CEI at the Abaco Science Alliance Conference

Last week members of the Cape Eleuthera Institute attended the 5th Abaco Science Alliance Conference. Every two years Friends of the Environment host this conference that showcases research being done on the areas of natural history and environmental science of Abaco and The Bahamas. This two day event was held in Marsh Harbour and addressed a wide range of subjects, from cave formations to migrating birds. CEI’s aquaculture manager, Marie Tarnowski, presented on the development of the Sustainable Aquaculture Program at CEI and Annabelle Brooks, Research Manager at CEI, presented findings on lemon shark abundances in mangrove creeks around South Eleuthera. CEI’s Flats manager, Liane Nowell, presented a poster that focused on bonefish handling practices and the bonefish tagging program while Josh Shultz, Aquaponics manager at CEI, presented a poster that focused on developing aquaponics in The Bahamas. This was the first time anyone from the Cape Eleuthera Institute had presented at the Abaco Science Alliance. All attendees from CEI had a great time not only learning about other facets of research in The Bahamas, but also sharing our own novel research and making great connections. Representatives from CEI look forward to attending future Abaco Science Alliance Conferences.


CEI November Shark Expedition

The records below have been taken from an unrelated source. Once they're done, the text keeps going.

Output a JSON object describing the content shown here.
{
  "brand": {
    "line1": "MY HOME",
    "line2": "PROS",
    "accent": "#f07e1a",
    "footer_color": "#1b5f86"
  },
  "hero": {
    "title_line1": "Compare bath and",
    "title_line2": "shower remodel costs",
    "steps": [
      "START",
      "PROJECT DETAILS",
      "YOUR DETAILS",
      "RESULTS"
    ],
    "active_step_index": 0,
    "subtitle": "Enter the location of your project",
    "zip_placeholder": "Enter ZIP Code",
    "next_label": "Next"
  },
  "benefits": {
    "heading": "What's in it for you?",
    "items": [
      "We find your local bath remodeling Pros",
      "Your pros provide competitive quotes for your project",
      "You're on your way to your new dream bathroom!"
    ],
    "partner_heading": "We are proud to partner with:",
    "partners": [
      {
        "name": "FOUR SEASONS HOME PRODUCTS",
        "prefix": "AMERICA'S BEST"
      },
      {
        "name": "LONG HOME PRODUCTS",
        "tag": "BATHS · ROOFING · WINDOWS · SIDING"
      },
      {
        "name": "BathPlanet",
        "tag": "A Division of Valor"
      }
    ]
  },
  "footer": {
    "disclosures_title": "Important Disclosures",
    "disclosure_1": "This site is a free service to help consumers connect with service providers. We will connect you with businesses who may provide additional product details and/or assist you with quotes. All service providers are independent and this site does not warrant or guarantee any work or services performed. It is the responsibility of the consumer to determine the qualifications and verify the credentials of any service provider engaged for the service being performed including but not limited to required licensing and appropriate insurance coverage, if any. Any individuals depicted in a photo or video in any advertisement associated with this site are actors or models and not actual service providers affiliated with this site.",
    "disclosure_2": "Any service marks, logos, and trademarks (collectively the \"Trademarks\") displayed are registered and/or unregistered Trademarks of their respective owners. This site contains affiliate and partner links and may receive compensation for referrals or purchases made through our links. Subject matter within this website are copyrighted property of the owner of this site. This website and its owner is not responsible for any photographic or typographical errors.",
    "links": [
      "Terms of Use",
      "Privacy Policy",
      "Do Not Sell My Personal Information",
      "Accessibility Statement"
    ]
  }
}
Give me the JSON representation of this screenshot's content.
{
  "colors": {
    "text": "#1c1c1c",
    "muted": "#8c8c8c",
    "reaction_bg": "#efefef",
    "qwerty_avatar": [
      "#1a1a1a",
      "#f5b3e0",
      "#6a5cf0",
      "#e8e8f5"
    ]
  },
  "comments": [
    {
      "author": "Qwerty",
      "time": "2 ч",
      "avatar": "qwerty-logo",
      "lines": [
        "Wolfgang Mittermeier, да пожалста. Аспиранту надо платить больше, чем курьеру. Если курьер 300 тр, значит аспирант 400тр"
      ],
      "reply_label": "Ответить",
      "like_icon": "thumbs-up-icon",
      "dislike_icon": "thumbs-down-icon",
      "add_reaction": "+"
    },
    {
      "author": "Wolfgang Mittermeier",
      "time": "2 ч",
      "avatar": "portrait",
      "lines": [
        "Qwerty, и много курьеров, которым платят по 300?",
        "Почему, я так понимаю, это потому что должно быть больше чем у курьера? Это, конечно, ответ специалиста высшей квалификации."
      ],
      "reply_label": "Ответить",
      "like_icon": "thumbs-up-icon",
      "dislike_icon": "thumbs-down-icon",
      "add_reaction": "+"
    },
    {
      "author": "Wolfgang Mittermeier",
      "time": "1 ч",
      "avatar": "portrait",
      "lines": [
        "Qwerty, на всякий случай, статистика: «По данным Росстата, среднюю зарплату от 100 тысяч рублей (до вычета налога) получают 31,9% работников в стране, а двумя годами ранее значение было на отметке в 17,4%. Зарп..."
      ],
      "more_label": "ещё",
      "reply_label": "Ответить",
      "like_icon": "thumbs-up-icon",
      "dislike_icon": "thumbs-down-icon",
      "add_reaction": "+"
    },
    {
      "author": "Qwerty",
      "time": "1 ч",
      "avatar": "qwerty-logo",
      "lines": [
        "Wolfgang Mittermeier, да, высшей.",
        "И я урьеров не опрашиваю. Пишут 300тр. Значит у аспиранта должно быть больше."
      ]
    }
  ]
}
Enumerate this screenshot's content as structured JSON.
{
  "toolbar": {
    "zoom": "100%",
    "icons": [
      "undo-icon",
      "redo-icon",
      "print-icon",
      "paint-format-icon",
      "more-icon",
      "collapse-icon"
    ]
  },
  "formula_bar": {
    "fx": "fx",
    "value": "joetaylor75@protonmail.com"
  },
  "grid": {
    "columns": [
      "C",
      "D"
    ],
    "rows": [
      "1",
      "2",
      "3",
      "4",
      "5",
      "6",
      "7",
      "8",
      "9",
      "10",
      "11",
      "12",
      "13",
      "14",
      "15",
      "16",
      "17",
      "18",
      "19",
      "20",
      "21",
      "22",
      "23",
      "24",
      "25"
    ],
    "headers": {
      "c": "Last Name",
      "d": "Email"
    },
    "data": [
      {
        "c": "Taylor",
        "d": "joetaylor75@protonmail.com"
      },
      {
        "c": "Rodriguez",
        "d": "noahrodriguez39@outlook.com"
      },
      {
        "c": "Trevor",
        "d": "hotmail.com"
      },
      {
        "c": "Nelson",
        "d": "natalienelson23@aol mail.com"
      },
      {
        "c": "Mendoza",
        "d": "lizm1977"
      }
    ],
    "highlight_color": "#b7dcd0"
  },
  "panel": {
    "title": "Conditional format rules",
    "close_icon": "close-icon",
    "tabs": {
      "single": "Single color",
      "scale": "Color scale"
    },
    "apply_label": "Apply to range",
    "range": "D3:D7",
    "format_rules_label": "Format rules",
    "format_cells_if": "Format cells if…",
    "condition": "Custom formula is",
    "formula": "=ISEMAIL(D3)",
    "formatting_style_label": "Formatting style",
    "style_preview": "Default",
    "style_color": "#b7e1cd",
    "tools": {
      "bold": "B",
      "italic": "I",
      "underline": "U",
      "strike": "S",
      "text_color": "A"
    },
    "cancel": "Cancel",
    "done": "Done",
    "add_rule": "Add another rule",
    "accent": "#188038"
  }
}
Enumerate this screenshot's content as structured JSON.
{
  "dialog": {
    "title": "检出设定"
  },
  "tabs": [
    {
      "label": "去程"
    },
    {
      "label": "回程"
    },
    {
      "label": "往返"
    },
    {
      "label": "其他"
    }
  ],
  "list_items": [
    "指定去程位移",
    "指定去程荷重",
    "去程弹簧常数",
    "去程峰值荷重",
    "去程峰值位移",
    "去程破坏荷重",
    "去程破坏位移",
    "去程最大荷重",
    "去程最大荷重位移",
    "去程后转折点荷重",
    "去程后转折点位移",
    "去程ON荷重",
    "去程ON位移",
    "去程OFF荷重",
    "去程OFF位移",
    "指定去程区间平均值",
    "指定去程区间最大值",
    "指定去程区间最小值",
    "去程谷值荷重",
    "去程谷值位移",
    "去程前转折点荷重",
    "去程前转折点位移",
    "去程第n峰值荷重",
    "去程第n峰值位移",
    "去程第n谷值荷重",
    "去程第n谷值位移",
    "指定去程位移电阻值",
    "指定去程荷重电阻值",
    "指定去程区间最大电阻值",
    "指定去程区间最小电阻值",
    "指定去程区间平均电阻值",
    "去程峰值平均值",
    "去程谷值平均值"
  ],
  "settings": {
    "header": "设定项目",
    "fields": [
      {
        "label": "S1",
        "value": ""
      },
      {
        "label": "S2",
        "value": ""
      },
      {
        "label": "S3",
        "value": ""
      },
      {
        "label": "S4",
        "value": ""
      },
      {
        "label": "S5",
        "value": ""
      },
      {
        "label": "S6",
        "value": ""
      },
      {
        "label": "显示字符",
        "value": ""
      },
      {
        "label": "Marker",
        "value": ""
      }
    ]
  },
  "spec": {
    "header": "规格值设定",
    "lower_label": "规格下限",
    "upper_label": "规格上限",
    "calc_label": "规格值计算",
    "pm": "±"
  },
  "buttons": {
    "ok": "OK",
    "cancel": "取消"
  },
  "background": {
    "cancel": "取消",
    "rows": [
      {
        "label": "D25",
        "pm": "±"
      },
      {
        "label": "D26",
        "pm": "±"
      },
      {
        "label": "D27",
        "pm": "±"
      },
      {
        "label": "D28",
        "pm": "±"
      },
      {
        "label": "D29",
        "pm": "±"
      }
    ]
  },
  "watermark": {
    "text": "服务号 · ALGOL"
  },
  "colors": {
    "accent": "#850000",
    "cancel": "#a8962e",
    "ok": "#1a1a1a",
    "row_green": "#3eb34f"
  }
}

[slideshow] The Geronimo, an experiential education vessel operated by St. George’s School from Newport, Rhode Island, under the direction of Captain Stephen Connett, conducted shark research cruises from the early 1970's through to the mid 1990's throughout the western Atlantic. From autumn 1979 through to spring 1981, regular seasonal surveys were conducted in Bahamian waters focusing on a shallow bank known as "the bridge" that connects the southern tip of Eleuthera to the northern tip of Cat Island. The data resulting from these surveys, representing a snapshot of Bahamian shark abundance from over 30 years ago, have never been rigorously analyzed or published. Edd Brooks, manager of the Shark Research and Conservation Program at CEI, is collaborating with Stephen Connett and Jeff Stein (University of Illinois) to recreate these surveys over the next two years, with the goal of identifying potential shifts in the diversity, abundance and demographic population structure of sharks in the North East Exuma Sound over the last 30 years. The first field season took place earlier this month and Edd, Jeff, and Stephen successfully completed surveys of the bridge with the assistance of two Bahamas Environmental Stewards Scholars, Ann Marie Carroll and Brandon Jennings, Stephanie Liss (former CEI shark program intern and graduate student at University of Illinois) and Christopher Koch. Christopher, an experienced captain and diver, has supported the Shark Research and Conservation Program since his daughters, Hanna and Melanie, studied at The Island School in Fall 2006 and Fall 2008, and offered to return to Eleuthera once again to help on this exciting expedition. Just goes to show that IS alumni aren't the only ones that can come back to The Island School and CEI--parents can, too!